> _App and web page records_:
================

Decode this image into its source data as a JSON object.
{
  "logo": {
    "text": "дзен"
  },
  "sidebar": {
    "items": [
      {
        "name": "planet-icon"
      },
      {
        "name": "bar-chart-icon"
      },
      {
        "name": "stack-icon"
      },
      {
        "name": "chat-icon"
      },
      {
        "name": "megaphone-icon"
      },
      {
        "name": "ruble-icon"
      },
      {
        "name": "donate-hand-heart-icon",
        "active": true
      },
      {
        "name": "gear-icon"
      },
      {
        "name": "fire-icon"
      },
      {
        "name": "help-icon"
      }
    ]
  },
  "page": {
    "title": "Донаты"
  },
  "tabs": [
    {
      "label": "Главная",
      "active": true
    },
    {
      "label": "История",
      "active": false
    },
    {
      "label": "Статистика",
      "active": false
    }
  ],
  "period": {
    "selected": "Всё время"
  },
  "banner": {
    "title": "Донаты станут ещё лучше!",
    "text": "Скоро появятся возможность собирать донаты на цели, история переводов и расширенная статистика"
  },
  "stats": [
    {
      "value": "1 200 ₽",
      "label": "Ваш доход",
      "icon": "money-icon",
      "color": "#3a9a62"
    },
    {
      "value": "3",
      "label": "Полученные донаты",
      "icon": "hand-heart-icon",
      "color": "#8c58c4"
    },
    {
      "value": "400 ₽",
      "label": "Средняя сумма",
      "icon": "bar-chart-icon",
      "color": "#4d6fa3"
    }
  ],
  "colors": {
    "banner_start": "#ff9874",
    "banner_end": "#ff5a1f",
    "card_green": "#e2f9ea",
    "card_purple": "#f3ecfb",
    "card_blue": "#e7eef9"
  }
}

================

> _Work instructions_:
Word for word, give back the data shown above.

> _Completed exercise_:
Decode this image into its source data as a JSON object.
{
  "logo": {
    "text": "дзен"
  },
  "sidebar": {
    "items": [
      {
        "name": "planet-icon"
      },
      {
        "name": "bar-chart-icon"
      },
      {
        "name": "stack-icon"
      },
      {
        "name": "chat-icon"
      },
      {
        "name": "megaphone-icon"
      },
      {
        "name": "ruble-icon"
      },
      {
        "name": "donate-hand-heart-icon",
        "active": true
      },
      {
        "name": "gear-icon"
      },
      {
        "name": "fire-icon"
      },
      {
        "name": "help-icon"
      }
    ]
  },
  "page": {
    "title": "Донаты"
  },
  "tabs": [
    {
      "label": "Главная",
      "active": true
    },
    {
      "label": "История",
      "active": false
    },
    {
      "label": "Статистика",
      "active": false
    }
  ],
  "period": {
    "selected": "Всё время"
  },
  "banner": {
    "title": "Донаты станут ещё лучше!",
    "text": "Скоро появятся возможность собирать донаты на цели, история переводов и расширенная статистика"
  },
  "stats": [
    {
      "value": "1 200 ₽",
      "label": "Ваш доход",
      "icon": "money-icon",
      "color": "#3a9a62"
    },
    {
      "value": "3",
      "label": "Полученные донаты",
      "icon": "hand-heart-icon",
      "color": "#8c58c4"
    },
    {
      "value": "400 ₽",
      "label": "Средняя сумма",
      "icon": "bar-chart-icon",
      "color": "#4d6fa3"
    }
  ],
  "colors": {
    "banner_start": "#ff9874",
    "banner_end": "#ff5a1f",
    "card_green": "#e2f9ea",
    "card_purple": "#f3ecfb",
    "card_blue": "#e7eef9"
  }
}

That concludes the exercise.